Fourth Era (the 2000s)
Pros got sponsorships from brands who just wanted to be associated with the skateboarding lifestyle. Energy drinks, clothing, and other companies came onto the scene.
A pro skateboarder could get money by simply advertising for the brand in any form. Even if it was just showing the public that they consume the item. Some pros didn’t have board sponsors but had sponsors from other industries.
Sponsors then determined what a pro skateboarder could do for them. Some sponsors asked pros to wear their branded shirts, caps or hold up their drinks in public view whether in videos, photos or live events.
Fifth Era (the 2010s till date)
In this era, sponsorship comes from endorsement. Social media also plays a major part too. Pro skateboarders use their social media presence to promote brands. Sponsors look at a skateboarder’s social media presence before making him a pro. They do not look at their skateboarding ability but how strong his social media presence is.
These sponsors come from different industries and judge a skateboarder not by his skating skills, but by how popular the social media presence is.
With all that said, the core role of promoting the game itself is important and this is not something all sponsors understand.
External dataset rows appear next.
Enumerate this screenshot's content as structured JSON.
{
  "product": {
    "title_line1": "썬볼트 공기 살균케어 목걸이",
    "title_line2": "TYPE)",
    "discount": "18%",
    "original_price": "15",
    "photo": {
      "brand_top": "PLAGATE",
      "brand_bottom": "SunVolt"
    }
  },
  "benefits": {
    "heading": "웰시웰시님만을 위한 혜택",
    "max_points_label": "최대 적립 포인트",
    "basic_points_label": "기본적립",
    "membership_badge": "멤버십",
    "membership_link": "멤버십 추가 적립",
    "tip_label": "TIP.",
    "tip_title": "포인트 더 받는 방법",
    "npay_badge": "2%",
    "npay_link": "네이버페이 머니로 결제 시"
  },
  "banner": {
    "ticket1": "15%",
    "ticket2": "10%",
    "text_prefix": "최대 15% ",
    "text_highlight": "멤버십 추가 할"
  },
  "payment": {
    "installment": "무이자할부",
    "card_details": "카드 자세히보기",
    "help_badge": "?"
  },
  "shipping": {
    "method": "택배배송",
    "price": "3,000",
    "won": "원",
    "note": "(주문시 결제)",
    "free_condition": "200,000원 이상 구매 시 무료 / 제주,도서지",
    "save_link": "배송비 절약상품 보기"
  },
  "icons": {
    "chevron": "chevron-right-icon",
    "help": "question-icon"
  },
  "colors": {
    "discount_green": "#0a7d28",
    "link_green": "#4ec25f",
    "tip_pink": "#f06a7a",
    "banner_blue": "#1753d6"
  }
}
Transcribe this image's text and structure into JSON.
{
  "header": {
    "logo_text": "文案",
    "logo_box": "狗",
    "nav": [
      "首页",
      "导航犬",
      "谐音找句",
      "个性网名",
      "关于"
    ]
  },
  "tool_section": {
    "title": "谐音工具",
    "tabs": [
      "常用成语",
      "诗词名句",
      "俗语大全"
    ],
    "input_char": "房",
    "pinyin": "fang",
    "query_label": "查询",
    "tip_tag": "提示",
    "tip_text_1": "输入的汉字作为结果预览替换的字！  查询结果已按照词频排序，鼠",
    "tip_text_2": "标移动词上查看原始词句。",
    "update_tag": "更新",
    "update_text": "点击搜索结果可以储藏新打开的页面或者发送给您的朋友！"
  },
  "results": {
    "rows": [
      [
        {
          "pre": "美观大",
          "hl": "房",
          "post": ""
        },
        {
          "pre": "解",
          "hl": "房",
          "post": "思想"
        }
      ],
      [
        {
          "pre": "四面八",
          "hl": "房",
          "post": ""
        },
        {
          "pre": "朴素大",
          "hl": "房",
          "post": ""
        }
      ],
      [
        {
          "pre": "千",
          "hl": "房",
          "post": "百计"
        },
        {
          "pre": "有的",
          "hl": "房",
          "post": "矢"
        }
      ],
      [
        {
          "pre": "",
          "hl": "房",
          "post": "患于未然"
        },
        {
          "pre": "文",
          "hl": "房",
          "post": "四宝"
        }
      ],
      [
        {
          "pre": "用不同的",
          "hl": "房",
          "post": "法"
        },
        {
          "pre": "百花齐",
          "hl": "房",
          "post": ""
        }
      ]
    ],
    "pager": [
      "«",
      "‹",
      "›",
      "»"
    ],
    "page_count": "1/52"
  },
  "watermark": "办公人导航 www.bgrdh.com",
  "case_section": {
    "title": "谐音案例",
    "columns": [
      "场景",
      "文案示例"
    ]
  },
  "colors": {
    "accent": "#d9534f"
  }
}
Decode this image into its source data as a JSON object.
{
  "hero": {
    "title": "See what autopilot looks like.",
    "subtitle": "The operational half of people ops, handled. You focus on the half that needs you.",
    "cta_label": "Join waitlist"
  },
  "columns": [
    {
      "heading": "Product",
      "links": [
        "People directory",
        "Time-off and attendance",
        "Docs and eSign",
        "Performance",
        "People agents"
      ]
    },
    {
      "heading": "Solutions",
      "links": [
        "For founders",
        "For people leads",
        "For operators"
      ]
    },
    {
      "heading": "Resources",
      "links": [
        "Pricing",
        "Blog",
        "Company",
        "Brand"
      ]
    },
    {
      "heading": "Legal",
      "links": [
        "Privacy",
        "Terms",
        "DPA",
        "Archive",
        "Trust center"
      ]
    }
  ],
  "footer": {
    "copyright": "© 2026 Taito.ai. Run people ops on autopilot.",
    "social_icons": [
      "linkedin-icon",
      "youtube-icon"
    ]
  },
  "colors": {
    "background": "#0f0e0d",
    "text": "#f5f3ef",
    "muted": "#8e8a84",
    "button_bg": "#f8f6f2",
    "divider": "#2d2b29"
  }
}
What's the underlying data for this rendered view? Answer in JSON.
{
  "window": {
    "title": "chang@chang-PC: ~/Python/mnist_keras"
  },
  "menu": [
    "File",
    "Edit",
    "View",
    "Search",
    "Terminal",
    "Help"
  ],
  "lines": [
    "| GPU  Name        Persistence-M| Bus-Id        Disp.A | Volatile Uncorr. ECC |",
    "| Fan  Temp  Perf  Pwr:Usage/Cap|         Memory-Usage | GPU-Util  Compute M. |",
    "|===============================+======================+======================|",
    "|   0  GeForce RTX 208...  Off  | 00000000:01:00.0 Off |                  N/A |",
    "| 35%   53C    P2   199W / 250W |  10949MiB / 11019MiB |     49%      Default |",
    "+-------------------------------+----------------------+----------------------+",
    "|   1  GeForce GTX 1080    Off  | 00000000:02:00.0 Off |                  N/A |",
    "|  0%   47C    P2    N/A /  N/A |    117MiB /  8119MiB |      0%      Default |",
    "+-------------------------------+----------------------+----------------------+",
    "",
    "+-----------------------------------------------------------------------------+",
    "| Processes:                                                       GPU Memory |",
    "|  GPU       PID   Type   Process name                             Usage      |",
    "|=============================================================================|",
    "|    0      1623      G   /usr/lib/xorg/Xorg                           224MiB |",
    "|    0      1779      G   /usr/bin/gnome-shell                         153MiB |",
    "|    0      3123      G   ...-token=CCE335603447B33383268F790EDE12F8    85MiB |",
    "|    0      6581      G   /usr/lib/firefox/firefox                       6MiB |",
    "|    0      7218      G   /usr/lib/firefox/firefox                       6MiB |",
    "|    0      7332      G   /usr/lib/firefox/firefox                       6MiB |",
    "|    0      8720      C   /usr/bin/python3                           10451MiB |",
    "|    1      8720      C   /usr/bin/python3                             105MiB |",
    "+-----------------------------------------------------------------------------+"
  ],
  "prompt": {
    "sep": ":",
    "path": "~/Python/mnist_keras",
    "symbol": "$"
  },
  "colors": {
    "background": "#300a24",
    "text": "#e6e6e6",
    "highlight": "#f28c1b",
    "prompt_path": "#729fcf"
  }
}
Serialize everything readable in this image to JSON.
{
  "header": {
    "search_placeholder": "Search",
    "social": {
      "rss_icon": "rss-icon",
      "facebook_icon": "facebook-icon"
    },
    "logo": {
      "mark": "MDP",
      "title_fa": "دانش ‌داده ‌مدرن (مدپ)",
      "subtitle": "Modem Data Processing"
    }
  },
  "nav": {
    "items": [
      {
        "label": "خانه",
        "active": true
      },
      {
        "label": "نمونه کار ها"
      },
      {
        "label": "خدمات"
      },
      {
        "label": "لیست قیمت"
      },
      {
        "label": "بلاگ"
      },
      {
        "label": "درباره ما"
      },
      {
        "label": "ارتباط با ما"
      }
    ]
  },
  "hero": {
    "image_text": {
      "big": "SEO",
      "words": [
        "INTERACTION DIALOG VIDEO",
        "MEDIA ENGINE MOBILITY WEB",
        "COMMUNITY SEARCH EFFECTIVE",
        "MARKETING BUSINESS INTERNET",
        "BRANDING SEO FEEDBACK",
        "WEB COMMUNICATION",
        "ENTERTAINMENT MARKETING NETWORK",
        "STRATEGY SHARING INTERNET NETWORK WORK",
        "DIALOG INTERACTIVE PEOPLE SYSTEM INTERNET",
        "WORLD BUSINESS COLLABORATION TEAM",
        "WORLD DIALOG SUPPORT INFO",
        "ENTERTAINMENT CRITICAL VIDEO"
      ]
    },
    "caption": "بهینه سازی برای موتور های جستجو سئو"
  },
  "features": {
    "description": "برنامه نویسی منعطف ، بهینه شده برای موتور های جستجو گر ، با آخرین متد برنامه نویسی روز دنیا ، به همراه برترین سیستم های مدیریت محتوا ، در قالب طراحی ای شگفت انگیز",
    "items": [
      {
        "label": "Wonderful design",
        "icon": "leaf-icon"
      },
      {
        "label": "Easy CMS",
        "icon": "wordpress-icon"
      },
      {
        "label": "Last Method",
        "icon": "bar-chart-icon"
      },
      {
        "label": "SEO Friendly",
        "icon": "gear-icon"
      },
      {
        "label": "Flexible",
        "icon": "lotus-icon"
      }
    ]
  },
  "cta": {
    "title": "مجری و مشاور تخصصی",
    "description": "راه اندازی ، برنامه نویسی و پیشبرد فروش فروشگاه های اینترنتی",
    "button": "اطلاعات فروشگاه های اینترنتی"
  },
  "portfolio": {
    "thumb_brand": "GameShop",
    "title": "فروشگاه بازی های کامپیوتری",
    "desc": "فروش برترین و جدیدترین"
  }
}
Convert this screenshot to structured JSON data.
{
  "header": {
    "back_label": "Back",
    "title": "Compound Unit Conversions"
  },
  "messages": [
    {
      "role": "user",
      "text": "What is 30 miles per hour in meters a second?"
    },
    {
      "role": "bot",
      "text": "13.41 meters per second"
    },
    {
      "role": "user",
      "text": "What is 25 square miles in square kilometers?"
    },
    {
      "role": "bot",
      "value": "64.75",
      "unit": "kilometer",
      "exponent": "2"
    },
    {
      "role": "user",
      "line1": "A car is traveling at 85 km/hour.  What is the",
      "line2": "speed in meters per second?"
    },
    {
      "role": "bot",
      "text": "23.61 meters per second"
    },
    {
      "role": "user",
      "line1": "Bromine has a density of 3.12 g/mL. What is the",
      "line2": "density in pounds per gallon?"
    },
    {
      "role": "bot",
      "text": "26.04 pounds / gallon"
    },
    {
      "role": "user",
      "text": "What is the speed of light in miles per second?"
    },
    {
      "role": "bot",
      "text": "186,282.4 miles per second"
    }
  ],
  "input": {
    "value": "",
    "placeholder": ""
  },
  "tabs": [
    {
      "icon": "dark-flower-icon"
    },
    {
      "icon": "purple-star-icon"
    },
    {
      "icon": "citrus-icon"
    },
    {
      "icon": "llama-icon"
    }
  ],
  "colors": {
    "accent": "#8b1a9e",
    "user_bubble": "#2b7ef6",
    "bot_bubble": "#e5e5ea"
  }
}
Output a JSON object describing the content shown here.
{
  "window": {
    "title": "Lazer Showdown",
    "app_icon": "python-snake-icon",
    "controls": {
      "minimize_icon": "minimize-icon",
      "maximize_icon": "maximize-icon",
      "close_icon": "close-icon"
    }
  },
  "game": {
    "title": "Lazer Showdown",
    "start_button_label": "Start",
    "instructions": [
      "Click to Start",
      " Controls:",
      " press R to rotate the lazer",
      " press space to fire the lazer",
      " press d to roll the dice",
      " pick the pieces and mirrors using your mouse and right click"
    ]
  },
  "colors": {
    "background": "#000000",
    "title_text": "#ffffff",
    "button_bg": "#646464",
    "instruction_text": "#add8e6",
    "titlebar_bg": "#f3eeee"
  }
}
After all, it is the ability to skateboard that attracts huge fans on social media and beyond.